*Problem to work on*.
Leave out the pictures and repeat every record exactly.

*Stored items from a collection*.

_ _ _ _ _ _ _

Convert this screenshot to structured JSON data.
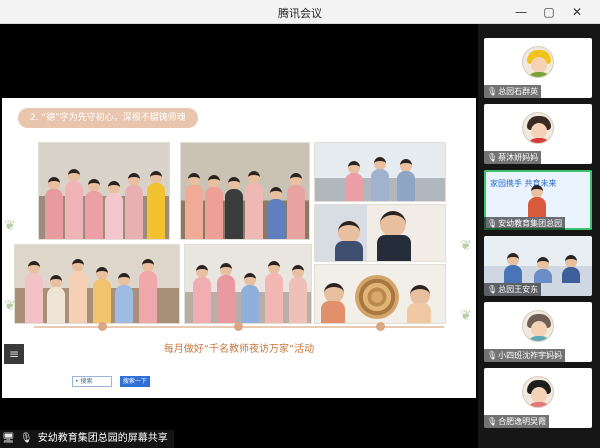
{
  "window": {
    "title": "腾讯会议",
    "minimize_glyph": "—",
    "maximize_glyph": "▢",
    "close_glyph": "✕"
  },
  "slide": {
    "heading": "2. “德”字为先守初心，深根不辍铸师魂",
    "caption": "每月做好“千名教师夜访万家”活动",
    "mini_input_placeholder": "• 搜索",
    "mini_button": "搜索一下"
  },
  "share_label": "安幼教育集团总园的屏幕共享",
  "menu_glyph": "≡",
  "participants": [
    {
      "name": "总园石群英",
      "mic": "🎙"
    },
    {
      "name": "蔡沐妍妈妈",
      "mic": "🎙"
    },
    {
      "name": "安幼教育集团总园",
      "mic": "🎙",
      "banner_text": "家园携手 共育未来"
    },
    {
      "name": "总园王安东",
      "mic": "🎙"
    },
    {
      "name": "小四班沈祚宇妈妈",
      "mic": "🎙"
    },
    {
      "name": "合肥逸明吴霞",
      "mic": "🎙"
    }
  ],
  "colors": {
    "heading_bg": "#e9c5ad",
    "caption": "#c9773d",
    "accent_blue": "#2f6fd6"
  }
}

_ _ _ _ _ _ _

*Written reply*.
Convert this screenshot to structured JSON data.
{
  "window": {
    "title": "腾讯会议",
    "minimize_glyph": "—",
    "maximize_glyph": "▢",
    "close_glyph": "✕"
  },
  "slide": {
    "heading": "2. “德”字为先守初心，深根不辍铸师魂",
    "caption": "每月做好“千名教师夜访万家”活动",
    "mini_input_placeholder": "• 搜索",
    "mini_button": "搜索一下"
  },
  "share_label": "安幼教育集团总园的屏幕共享",
  "menu_glyph": "≡",
  "participants": [
    {
      "name": "总园石群英",
      "mic": "🎙"
    },
    {
      "name": "蔡沐妍妈妈",
      "mic": "🎙"
    },
    {
      "name": "安幼教育集团总园",
      "mic": "🎙",
      "banner_text": "家园携手 共育未来"
    },
    {
      "name": "总园王安东",
      "mic": "🎙"
    },
    {
      "name": "小四班沈祚宇妈妈",
      "mic": "🎙"
    },
    {
      "name": "合肥逸明吴霞",
      "mic": "🎙"
    }
  ],
  "colors": {
    "heading_bg": "#e9c5ad",
    "caption": "#c9773d",
    "accent_blue": "#2f6fd6"
  }
}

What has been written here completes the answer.